#### [Task input]
=-=-=
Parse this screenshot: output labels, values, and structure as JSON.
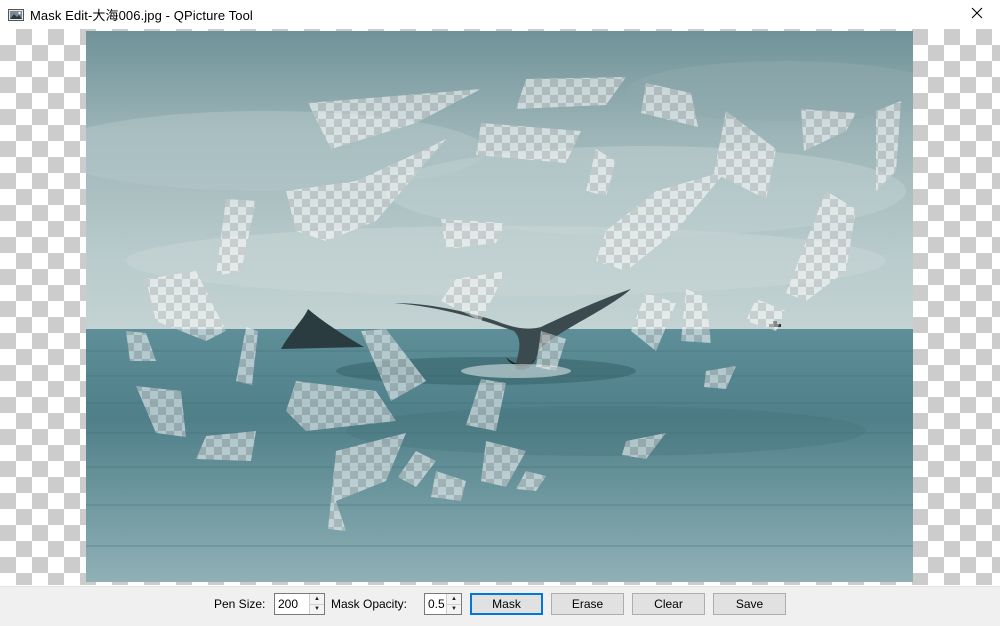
{
  "window": {
    "title": "Mask Edit-大海006.jpg - QPicture Tool",
    "app_icon": "picture-app-icon",
    "close_icon": "close-icon"
  },
  "canvas": {
    "background": "transparency-checkerboard",
    "image": "ocean-whale-tail-photo-with-mask"
  },
  "toolbar": {
    "pen_size_label": "Pen Size:",
    "pen_size_value": "200",
    "mask_opacity_label": "Mask Opacity:",
    "mask_opacity_value": "0.5",
    "mask_button": "Mask",
    "erase_button": "Erase",
    "clear_button": "Clear",
    "save_button": "Save"
  },
  "colors": {
    "accent_focus": "#0078d7",
    "toolbar_bg": "#f0f0f0",
    "button_bg": "#e1e1e1",
    "checker_dark": "#cccccc",
    "sea": "#5f8c95",
    "sky": "#9fb8bc"
  }
}
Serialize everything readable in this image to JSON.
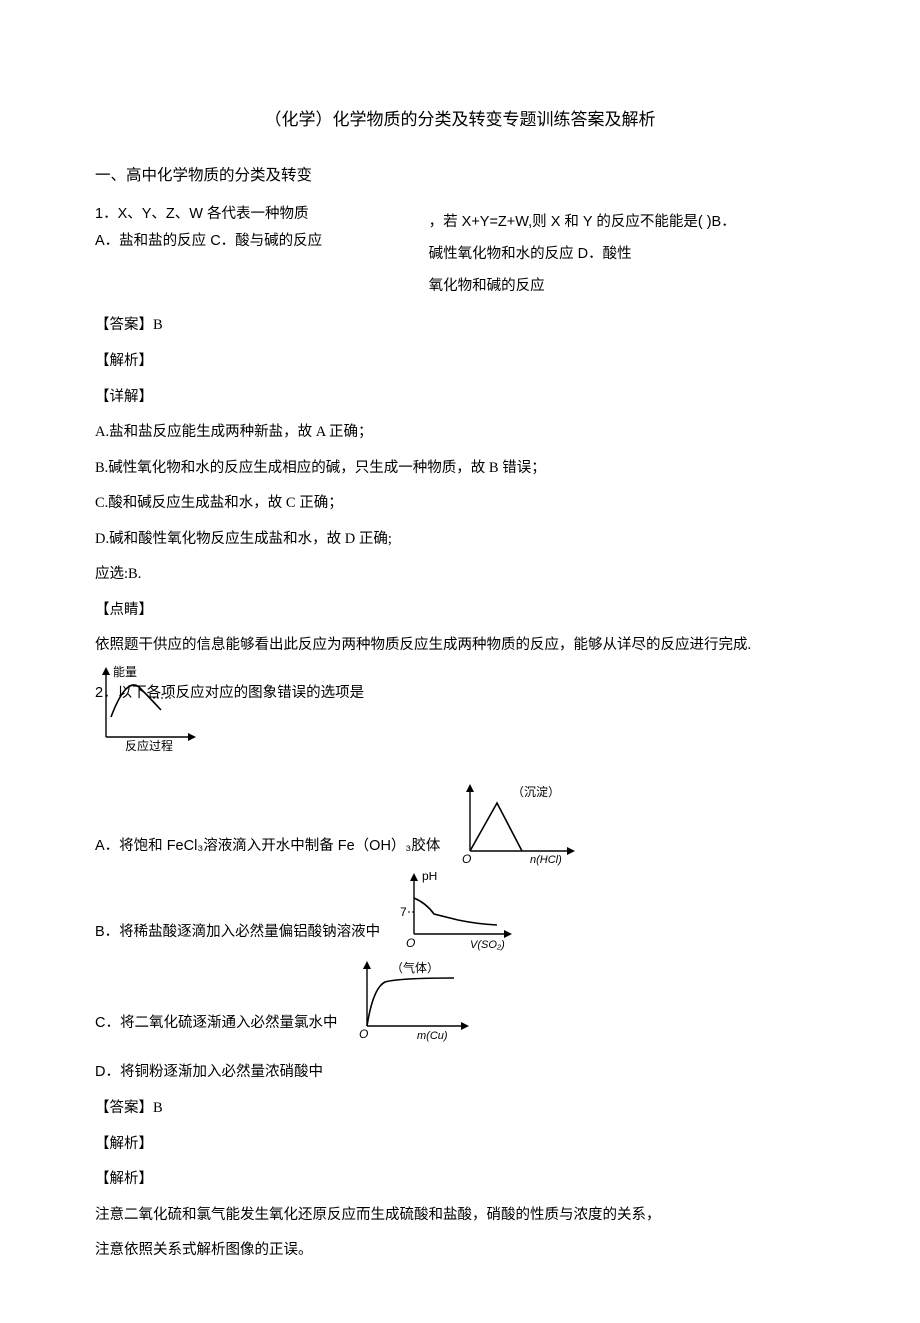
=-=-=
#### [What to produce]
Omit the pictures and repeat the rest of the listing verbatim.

#### [Exercise response]
Parse this screenshot: output labels, values, and structure as JSON.
{
  "window": {
    "title": "Mask Edit-大海006.jpg - QPicture Tool",
    "app_icon": "picture-app-icon",
    "close_icon": "close-icon"
  },
  "canvas": {
    "background": "transparency-checkerboard",
    "image": "ocean-whale-tail-photo-with-mask"
  },
  "toolbar": {
    "pen_size_label": "Pen Size:",
    "pen_size_value": "200",
    "mask_opacity_label": "Mask Opacity:",
    "mask_opacity_value": "0.5",
    "mask_button": "Mask",
    "erase_button": "Erase",
    "clear_button": "Clear",
    "save_button": "Save"
  },
  "colors": {
    "accent_focus": "#0078d7",
    "toolbar_bg": "#f0f0f0",
    "button_bg": "#e1e1e1",
    "checker_dark": "#cccccc",
    "sea": "#5f8c95",
    "sky": "#9fb8bc"
  }
}
Serialize everything readable in this image to JSON.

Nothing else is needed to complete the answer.